Task to complete: Which lines of the data below hold "rating"? Copy each of them.

Listed entries:
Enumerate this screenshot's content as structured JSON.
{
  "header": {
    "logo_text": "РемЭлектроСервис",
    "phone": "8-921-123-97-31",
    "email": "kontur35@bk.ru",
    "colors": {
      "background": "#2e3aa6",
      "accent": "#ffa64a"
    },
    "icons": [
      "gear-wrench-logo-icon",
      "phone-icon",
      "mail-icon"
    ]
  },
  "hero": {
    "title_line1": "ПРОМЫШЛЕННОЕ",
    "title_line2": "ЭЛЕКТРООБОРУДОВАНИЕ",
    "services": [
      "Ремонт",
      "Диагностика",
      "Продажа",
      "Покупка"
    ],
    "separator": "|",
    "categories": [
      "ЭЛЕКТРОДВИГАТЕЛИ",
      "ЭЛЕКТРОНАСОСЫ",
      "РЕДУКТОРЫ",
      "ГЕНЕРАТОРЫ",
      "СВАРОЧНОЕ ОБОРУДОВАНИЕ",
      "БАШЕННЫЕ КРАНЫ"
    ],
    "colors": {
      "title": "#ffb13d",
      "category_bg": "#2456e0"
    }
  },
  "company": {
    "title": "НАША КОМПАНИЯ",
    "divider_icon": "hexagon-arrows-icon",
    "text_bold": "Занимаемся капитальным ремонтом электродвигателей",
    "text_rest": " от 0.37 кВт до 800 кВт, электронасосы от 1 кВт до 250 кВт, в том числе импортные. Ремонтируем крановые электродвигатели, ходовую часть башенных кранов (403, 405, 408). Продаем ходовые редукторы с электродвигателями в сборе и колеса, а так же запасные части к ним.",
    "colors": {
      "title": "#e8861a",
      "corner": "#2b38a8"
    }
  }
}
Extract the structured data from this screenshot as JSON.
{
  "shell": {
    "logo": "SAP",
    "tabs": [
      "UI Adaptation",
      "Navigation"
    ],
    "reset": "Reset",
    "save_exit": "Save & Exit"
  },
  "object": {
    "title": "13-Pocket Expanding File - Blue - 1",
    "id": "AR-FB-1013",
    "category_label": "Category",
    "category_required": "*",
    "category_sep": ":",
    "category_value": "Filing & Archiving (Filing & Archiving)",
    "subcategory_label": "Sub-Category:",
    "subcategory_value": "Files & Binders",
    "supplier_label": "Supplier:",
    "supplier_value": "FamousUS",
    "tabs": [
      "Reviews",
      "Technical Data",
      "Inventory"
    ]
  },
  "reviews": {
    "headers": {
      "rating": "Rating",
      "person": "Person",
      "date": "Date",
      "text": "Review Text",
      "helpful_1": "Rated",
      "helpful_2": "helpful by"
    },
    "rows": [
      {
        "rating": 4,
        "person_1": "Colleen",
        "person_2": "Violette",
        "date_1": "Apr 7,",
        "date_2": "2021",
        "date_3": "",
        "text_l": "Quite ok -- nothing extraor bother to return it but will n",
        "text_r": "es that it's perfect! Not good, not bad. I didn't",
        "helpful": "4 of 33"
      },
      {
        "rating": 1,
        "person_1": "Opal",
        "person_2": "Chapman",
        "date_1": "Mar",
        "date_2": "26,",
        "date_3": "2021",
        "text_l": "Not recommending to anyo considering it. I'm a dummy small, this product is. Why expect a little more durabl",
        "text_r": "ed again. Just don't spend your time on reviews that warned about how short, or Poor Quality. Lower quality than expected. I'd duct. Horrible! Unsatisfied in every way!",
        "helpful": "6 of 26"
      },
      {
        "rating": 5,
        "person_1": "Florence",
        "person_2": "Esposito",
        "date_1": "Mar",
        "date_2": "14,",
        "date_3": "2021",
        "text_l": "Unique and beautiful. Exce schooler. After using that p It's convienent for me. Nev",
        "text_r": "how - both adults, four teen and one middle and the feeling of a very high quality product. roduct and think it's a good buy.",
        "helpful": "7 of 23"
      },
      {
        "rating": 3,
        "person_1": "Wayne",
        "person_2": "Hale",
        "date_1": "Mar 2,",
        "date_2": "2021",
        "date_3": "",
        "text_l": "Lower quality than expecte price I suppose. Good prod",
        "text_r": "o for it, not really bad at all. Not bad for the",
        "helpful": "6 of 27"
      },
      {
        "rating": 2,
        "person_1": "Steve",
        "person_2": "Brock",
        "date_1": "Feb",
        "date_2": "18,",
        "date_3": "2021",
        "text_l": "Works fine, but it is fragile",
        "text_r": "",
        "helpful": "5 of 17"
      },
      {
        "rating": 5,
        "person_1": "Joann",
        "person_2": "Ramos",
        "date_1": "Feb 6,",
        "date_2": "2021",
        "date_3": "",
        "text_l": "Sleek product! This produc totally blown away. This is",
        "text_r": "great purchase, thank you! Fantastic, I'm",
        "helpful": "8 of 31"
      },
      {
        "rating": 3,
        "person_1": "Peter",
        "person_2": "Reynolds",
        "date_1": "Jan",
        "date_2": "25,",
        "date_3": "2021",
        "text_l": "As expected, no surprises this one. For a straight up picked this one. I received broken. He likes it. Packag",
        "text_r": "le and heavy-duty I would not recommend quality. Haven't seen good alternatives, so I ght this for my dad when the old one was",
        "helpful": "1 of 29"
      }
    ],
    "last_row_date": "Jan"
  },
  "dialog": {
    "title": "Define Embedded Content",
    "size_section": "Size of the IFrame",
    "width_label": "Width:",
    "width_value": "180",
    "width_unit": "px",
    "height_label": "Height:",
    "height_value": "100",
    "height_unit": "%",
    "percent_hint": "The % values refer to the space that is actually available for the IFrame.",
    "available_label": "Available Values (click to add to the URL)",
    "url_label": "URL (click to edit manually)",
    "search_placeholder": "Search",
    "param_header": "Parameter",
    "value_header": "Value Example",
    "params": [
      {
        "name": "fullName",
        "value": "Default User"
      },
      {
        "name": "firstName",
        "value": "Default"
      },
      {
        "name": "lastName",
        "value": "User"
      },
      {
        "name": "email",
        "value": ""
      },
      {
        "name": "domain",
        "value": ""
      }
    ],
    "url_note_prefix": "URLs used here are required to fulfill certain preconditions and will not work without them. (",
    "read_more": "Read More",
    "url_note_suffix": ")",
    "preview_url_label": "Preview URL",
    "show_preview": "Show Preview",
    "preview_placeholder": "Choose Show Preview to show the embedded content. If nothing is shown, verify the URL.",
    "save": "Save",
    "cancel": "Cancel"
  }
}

Finished exercise:
      "rating": "Rating",
        "rating": 4,
        "rating": 1,
        "rating": 5,
        "rating": 3,
        "rating": 2,
        "rating": 5,
        "rating": 3,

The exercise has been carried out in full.